▶ [DATA FOR PROCESSING]
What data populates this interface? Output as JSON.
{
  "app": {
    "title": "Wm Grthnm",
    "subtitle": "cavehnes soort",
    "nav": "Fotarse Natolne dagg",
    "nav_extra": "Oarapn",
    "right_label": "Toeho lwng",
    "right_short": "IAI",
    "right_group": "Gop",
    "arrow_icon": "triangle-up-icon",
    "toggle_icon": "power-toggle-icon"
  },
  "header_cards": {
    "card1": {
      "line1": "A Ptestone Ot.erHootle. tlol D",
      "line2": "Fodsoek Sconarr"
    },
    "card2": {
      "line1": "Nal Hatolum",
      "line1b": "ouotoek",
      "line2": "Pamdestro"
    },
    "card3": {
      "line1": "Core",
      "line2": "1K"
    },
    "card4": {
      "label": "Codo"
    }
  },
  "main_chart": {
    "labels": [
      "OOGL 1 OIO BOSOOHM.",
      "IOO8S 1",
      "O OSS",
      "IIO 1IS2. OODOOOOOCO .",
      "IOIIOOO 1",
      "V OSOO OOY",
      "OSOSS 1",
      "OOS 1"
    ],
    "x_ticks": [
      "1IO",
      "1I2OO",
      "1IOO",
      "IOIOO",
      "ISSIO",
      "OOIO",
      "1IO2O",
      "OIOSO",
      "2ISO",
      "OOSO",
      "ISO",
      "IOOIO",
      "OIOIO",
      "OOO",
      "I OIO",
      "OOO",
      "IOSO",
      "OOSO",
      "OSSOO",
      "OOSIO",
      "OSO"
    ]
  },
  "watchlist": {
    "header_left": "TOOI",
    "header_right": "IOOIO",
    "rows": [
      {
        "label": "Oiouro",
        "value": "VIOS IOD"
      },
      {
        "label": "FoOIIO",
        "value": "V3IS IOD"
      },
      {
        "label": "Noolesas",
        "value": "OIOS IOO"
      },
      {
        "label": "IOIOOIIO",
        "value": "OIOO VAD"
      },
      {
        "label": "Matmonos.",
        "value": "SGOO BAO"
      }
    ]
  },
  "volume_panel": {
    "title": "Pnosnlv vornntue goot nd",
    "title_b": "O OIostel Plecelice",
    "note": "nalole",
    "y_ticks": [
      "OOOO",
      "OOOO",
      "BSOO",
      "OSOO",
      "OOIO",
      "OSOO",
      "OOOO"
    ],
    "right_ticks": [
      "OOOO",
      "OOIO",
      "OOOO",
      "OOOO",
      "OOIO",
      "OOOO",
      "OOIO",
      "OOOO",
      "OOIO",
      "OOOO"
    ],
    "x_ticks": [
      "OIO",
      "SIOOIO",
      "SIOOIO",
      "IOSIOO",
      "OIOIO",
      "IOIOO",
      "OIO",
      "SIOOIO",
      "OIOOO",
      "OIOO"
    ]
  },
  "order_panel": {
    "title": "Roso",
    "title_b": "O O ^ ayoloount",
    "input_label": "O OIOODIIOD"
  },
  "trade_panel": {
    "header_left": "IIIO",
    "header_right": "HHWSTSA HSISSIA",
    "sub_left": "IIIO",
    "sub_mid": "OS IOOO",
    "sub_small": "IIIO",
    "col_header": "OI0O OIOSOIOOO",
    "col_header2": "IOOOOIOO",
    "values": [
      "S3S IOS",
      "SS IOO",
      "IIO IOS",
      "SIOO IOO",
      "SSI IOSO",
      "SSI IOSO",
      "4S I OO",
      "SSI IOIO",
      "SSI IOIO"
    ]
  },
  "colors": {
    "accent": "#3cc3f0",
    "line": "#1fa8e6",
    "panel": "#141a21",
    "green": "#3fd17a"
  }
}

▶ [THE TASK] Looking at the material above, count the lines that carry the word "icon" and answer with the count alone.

▶ [SOLVED EXERCISE] 2